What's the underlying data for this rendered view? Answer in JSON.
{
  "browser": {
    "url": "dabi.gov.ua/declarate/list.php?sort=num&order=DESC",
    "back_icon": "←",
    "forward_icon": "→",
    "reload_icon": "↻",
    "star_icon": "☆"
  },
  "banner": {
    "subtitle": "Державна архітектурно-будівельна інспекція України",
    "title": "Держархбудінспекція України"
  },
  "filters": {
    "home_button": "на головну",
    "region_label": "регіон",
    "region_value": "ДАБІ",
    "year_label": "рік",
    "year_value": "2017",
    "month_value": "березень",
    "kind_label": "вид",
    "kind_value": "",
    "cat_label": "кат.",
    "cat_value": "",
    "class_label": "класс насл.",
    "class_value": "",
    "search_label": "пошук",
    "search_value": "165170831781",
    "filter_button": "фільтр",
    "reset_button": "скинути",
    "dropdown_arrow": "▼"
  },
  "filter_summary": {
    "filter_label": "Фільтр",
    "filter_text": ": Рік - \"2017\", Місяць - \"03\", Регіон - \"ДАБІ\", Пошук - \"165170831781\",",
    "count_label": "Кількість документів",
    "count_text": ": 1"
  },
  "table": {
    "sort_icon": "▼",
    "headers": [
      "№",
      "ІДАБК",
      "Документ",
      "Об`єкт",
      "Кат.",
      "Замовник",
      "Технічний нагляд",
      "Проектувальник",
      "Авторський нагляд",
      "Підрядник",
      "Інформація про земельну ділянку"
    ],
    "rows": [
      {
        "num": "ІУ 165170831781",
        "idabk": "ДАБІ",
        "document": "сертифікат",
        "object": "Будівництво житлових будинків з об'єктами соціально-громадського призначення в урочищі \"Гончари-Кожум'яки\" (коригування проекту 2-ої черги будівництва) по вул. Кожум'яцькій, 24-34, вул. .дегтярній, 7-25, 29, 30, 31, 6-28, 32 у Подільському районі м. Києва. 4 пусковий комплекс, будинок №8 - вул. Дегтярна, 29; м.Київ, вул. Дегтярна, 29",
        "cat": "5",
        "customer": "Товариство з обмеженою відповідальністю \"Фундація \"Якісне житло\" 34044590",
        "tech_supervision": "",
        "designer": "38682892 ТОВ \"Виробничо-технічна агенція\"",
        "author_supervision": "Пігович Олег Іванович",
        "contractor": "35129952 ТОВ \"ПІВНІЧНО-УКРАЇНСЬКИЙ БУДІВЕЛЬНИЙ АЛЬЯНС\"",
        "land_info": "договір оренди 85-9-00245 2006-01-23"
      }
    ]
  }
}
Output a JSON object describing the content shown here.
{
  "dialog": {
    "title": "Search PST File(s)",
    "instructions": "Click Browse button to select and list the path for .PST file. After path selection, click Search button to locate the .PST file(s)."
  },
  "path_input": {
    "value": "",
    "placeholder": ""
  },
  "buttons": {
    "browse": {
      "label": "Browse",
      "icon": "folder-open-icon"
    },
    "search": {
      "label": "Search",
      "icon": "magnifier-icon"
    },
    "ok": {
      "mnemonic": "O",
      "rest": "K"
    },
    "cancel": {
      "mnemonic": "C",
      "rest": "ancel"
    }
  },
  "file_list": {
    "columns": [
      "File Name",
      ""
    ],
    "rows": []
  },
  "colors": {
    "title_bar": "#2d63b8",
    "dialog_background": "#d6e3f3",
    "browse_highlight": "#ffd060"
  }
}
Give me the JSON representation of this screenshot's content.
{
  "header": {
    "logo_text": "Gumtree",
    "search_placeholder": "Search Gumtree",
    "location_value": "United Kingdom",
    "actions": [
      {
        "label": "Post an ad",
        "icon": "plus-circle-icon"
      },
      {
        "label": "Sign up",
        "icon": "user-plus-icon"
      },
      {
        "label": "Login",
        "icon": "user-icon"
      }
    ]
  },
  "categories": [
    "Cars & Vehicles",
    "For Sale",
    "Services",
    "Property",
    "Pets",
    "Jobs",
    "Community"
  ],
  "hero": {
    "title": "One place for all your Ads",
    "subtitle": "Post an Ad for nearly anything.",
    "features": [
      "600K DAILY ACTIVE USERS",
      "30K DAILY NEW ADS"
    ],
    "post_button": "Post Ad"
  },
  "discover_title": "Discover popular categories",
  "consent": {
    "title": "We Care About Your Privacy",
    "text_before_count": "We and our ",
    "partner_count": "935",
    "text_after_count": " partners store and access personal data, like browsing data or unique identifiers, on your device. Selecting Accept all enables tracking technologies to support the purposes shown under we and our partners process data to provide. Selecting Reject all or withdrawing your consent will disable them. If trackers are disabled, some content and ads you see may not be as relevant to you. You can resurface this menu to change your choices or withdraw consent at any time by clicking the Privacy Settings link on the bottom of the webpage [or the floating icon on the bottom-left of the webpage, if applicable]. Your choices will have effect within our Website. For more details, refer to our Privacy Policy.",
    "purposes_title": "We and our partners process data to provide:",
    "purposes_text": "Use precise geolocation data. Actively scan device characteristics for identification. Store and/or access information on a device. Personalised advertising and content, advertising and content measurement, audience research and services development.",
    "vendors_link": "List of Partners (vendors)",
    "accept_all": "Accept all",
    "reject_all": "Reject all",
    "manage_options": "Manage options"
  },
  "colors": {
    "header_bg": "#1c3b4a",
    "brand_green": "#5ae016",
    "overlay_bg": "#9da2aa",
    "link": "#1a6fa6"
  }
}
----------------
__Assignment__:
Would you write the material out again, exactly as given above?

__Answer to the exercise__:
What's the underlying data for this rendered view? Answer in JSON.
{
  "browser": {
    "url": "dabi.gov.ua/declarate/list.php?sort=num&order=DESC",
    "back_icon": "←",
    "forward_icon": "→",
    "reload_icon": "↻",
    "star_icon": "☆"
  },
  "banner": {
    "subtitle": "Державна архітектурно-будівельна інспекція України",
    "title": "Держархбудінспекція України"
  },
  "filters": {
    "home_button": "на головну",
    "region_label": "регіон",
    "region_value": "ДАБІ",
    "year_label": "рік",
    "year_value": "2017",
    "month_value": "березень",
    "kind_label": "вид",
    "kind_value": "",
    "cat_label": "кат.",
    "cat_value": "",
    "class_label": "класс насл.",
    "class_value": "",
    "search_label": "пошук",
    "search_value": "165170831781",
    "filter_button": "фільтр",
    "reset_button": "скинути",
    "dropdown_arrow": "▼"
  },
  "filter_summary": {
    "filter_label": "Фільтр",
    "filter_text": ": Рік - \"2017\", Місяць - \"03\", Регіон - \"ДАБІ\", Пошук - \"165170831781\",",
    "count_label": "Кількість документів",
    "count_text": ": 1"
  },
  "table": {
    "sort_icon": "▼",
    "headers": [
      "№",
      "ІДАБК",
      "Документ",
      "Об`єкт",
      "Кат.",
      "Замовник",
      "Технічний нагляд",
      "Проектувальник",
      "Авторський нагляд",
      "Підрядник",
      "Інформація про земельну ділянку"
    ],
    "rows": [
      {
        "num": "ІУ 165170831781",
        "idabk": "ДАБІ",
        "document": "сертифікат",
        "object": "Будівництво житлових будинків з об'єктами соціально-громадського призначення в урочищі \"Гончари-Кожум'яки\" (коригування проекту 2-ої черги будівництва) по вул. Кожум'яцькій, 24-34, вул. .дегтярній, 7-25, 29, 30, 31, 6-28, 32 у Подільському районі м. Києва. 4 пусковий комплекс, будинок №8 - вул. Дегтярна, 29; м.Київ, вул. Дегтярна, 29",
        "cat": "5",
        "customer": "Товариство з обмеженою відповідальністю \"Фундація \"Якісне житло\" 34044590",
        "tech_supervision": "",
        "designer": "38682892 ТОВ \"Виробничо-технічна агенція\"",
        "author_supervision": "Пігович Олег Іванович",
        "contractor": "35129952 ТОВ \"ПІВНІЧНО-УКРАЇНСЬКИЙ БУДІВЕЛЬНИЙ АЛЬЯНС\"",
        "land_info": "договір оренди 85-9-00245 2006-01-23"
      }
    ]
  }
}
Output a JSON object describing the content shown here.
{
  "dialog": {
    "title": "Search PST File(s)",
    "instructions": "Click Browse button to select and list the path for .PST file. After path selection, click Search button to locate the .PST file(s)."
  },
  "path_input": {
    "value": "",
    "placeholder": ""
  },
  "buttons": {
    "browse": {
      "label": "Browse",
      "icon": "folder-open-icon"
    },
    "search": {
      "label": "Search",
      "icon": "magnifier-icon"
    },
    "ok": {
      "mnemonic": "O",
      "rest": "K"
    },
    "cancel": {
      "mnemonic": "C",
      "rest": "ancel"
    }
  },
  "file_list": {
    "columns": [
      "File Name",
      ""
    ],
    "rows": []
  },
  "colors": {
    "title_bar": "#2d63b8",
    "dialog_background": "#d6e3f3",
    "browse_highlight": "#ffd060"
  }
}
Give me the JSON representation of this screenshot's content.
{
  "header": {
    "logo_text": "Gumtree",
    "search_placeholder": "Search Gumtree",
    "location_value": "United Kingdom",
    "actions": [
      {
        "label": "Post an ad",
        "icon": "plus-circle-icon"
      },
      {
        "label": "Sign up",
        "icon": "user-plus-icon"
      },
      {
        "label": "Login",
        "icon": "user-icon"
      }
    ]
  },
  "categories": [
    "Cars & Vehicles",
    "For Sale",
    "Services",
    "Property",
    "Pets",
    "Jobs",
    "Community"
  ],
  "hero": {
    "title": "One place for all your Ads",
    "subtitle": "Post an Ad for nearly anything.",
    "features": [
      "600K DAILY ACTIVE USERS",
      "30K DAILY NEW ADS"
    ],
    "post_button": "Post Ad"
  },
  "discover_title": "Discover popular categories",
  "consent": {
    "title": "We Care About Your Privacy",
    "text_before_count": "We and our ",
    "partner_count": "935",
    "text_after_count": " partners store and access personal data, like browsing data or unique identifiers, on your device. Selecting Accept all enables tracking technologies to support the purposes shown under we and our partners process data to provide. Selecting Reject all or withdrawing your consent will disable them. If trackers are disabled, some content and ads you see may not be as relevant to you. You can resurface this menu to change your choices or withdraw consent at any time by clicking the Privacy Settings link on the bottom of the webpage [or the floating icon on the bottom-left of the webpage, if applicable]. Your choices will have effect within our Website. For more details, refer to our Privacy Policy.",
    "purposes_title": "We and our partners process data to provide:",
    "purposes_text": "Use precise geolocation data. Actively scan device characteristics for identification. Store and/or access information on a device. Personalised advertising and content, advertising and content measurement, audience research and services development.",
    "vendors_link": "List of Partners (vendors)",
    "accept_all": "Accept all",
    "reject_all": "Reject all",
    "manage_options": "Manage options"
  },
  "colors": {
    "header_bg": "#1c3b4a",
    "brand_green": "#5ae016",
    "overlay_bg": "#9da2aa",
    "link": "#1a6fa6"
  }
}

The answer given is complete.